Right time to resign
The time to retire from professional racing had been certain for Fässler for a long time. He didn't want to be perceived as a pilot who had missed the jump. At the same time, he wanted to get there early enough to start the second half of his professional life. At Sportec he will be particularly responsible for the, which is sold by Sportec in Switzerland.
He looks back with satisfaction: "As a boy I had this big dream of becoming a successful racing driver. That I walked this path in my own way, with honest and hard work, with perseverance and the belief in my passion and with my performance I've made it to the top of the world makes me proud. "
"I gave everything and achieved more than I ever dreamed of. My big thanks go to all the many people who have always believed in me and who have supported me on my way to the top in various ways and with great commitment."
With these penalty points, the drivers go to Formula 1 2021 .

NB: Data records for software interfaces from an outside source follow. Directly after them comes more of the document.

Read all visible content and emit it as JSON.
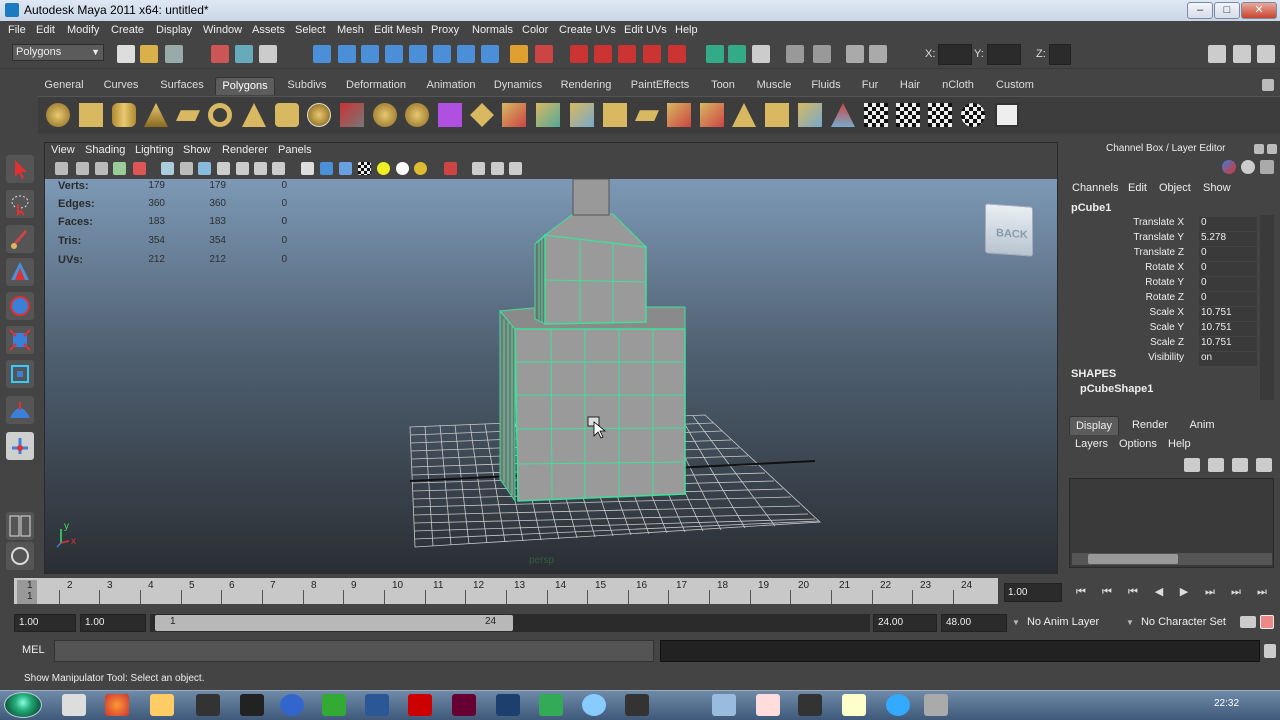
{
  "window": {
    "title": "Autodesk Maya 2011 x64: untitled*"
  },
  "menubar": [
    "File",
    "Edit",
    "Modify",
    "Create",
    "Display",
    "Window",
    "Assets",
    "Select",
    "Mesh",
    "Edit Mesh",
    "Proxy",
    "Normals",
    "Color",
    "Create UVs",
    "Edit UVs",
    "Help"
  ],
  "status_line": {
    "menu_set": "Polygons",
    "x_label": "X:",
    "y_label": "Y:",
    "z_label": "Z:"
  },
  "shelf_tabs": [
    "General",
    "Curves",
    "Surfaces",
    "Polygons",
    "Subdivs",
    "Deformation",
    "Animation",
    "Dynamics",
    "Rendering",
    "PaintEffects",
    "Toon",
    "Muscle",
    "Fluids",
    "Fur",
    "Hair",
    "nCloth",
    "Custom"
  ],
  "active_shelf_tab": "Polygons",
  "panel_menu": [
    "View",
    "Shading",
    "Lighting",
    "Show",
    "Renderer",
    "Panels"
  ],
  "hud": {
    "rows": [
      {
        "label": "Verts:",
        "a": "179",
        "b": "179",
        "c": "0"
      },
      {
        "label": "Edges:",
        "a": "360",
        "b": "360",
        "c": "0"
      },
      {
        "label": "Faces:",
        "a": "183",
        "b": "183",
        "c": "0"
      },
      {
        "label": "Tris:",
        "a": "354",
        "b": "354",
        "c": "0"
      },
      {
        "label": "UVs:",
        "a": "212",
        "b": "212",
        "c": "0"
      }
    ],
    "view_cube": "BACK",
    "camera": "persp",
    "axis_y": "y",
    "axis_x": "x"
  },
  "channel_box": {
    "title": "Channel Box / Layer Editor",
    "menu": [
      "Channels",
      "Edit",
      "Object",
      "Show"
    ],
    "object": "pCube1",
    "attributes": [
      {
        "label": "Translate X",
        "value": "0"
      },
      {
        "label": "Translate Y",
        "value": "5.278"
      },
      {
        "label": "Translate Z",
        "value": "0"
      },
      {
        "label": "Rotate X",
        "value": "0"
      },
      {
        "label": "Rotate Y",
        "value": "0"
      },
      {
        "label": "Rotate Z",
        "value": "0"
      },
      {
        "label": "Scale X",
        "value": "10.751"
      },
      {
        "label": "Scale Y",
        "value": "10.751"
      },
      {
        "label": "Scale Z",
        "value": "10.751"
      },
      {
        "label": "Visibility",
        "value": "on"
      }
    ],
    "shapes_header": "SHAPES",
    "shape": "pCubeShape1"
  },
  "layer_editor": {
    "tabs": [
      "Display",
      "Render",
      "Anim"
    ],
    "active_tab": "Display",
    "menu": [
      "Layers",
      "Options",
      "Help"
    ]
  },
  "time_slider": {
    "ticks": [
      "1",
      "2",
      "3",
      "4",
      "5",
      "6",
      "7",
      "8",
      "9",
      "10",
      "11",
      "12",
      "13",
      "14",
      "15",
      "16",
      "17",
      "18",
      "19",
      "20",
      "21",
      "22",
      "23",
      "24"
    ],
    "current_frame_marker": "1",
    "current_time": "1.00"
  },
  "range_slider": {
    "start": "1.00",
    "playback_start": "1.00",
    "handle_start": "1",
    "handle_end": "24",
    "playback_end": "24.00",
    "end": "48.00",
    "anim_layer": "No Anim Layer",
    "character_set": "No Character Set"
  },
  "command_line": {
    "label": "MEL"
  },
  "help_line": {
    "text": "Show Manipulator Tool: Select an object."
  },
  "taskbar": {
    "clock": "22:32"
  }
}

for the ÖFB team stand at the end of March against Scotland (25.3), the Faroe Islands (28.3) and Dänermark (31.3.) Three important World Cup qualifiers on the program. For a long time, it looked after the entry requirements of Germany, team boss Franco Foda would have to do without all the Bundesliga legionaries. Since Friday night, one draws new hope at the Austrian Football Association. © Provided by Spox Marcel Sabitzer.